September 22, 2007
Rare Hummingbird Spotted in Wisconsin
BELOIT, Wis. -- Birdwatchers are descending on a rural area near this southern Wisconsin community following the sighting of what is believed to be a green-breasted mango, a type of hummingbird commonly seen in parts of Mexico and Central America.
"It's really just an astonishing occurrence," Chuck Hagner, editor of Birder's World magazine published in Brookfield, said of the bird being spotted this far north.
"It would be rare if this bird showed up on the Mexican border in Arizona," added birdwatcher Barbara Williams of nearby Rockford, Ill.
Bob Domagalski, a record keeper with the Wisconsin Society for Ornithology, noted a splash of cinnamon color on the bird's throat Thursday and then caught a glimpse of a blue-green stripe running down its tiny breast as he sought to confirm the type of hummingbird it was.
"Once I saw that, I thought, 'That's it,'" he said.
Domagalski is to serve on the committee certifying the bird's appearance after pictures and reports have been compiled and analyzed.
Mark Korducki of Wauwatosa, who maintains a Wisconsin bird hot line, said hummingbirds are difficult to follow because they're too small to have radio devices implanted.
More birdwatchers are expected to arrive in the area during the weekend.
"It's probably the only chance that birders in North America outside of Texas will be able to see this bird," Domagalski said. "Birders from all over North America will be coming in to see it."
Joan Salzberg noticed the bird about a month ago at a feeder in her yard and in a nearby basswood tree.
"It's so exciting," she said. "Little did I know the treasure that I had."
There's hope that the bird will at least try to return home before it gets too cold for it to survive in Wisconsin.
The state hosted two green-violet ear hummingbirds during the last few years, and their natural range is also Mexico and Central America, Korducki said.

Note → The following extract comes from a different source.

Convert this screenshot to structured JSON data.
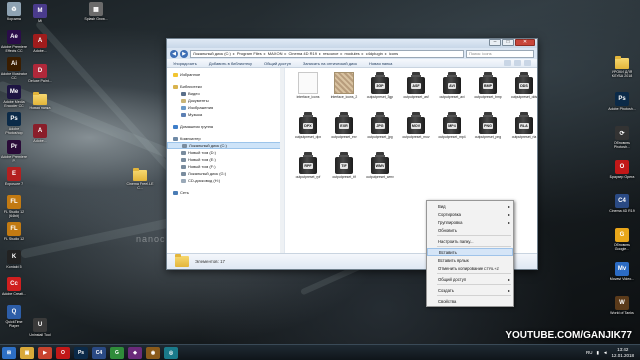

"The first one stayed too long and died," he said. "The second one left on its own. This far out of his range, he (the green-breasted mango) may be too disoriented, but I hope he leaves."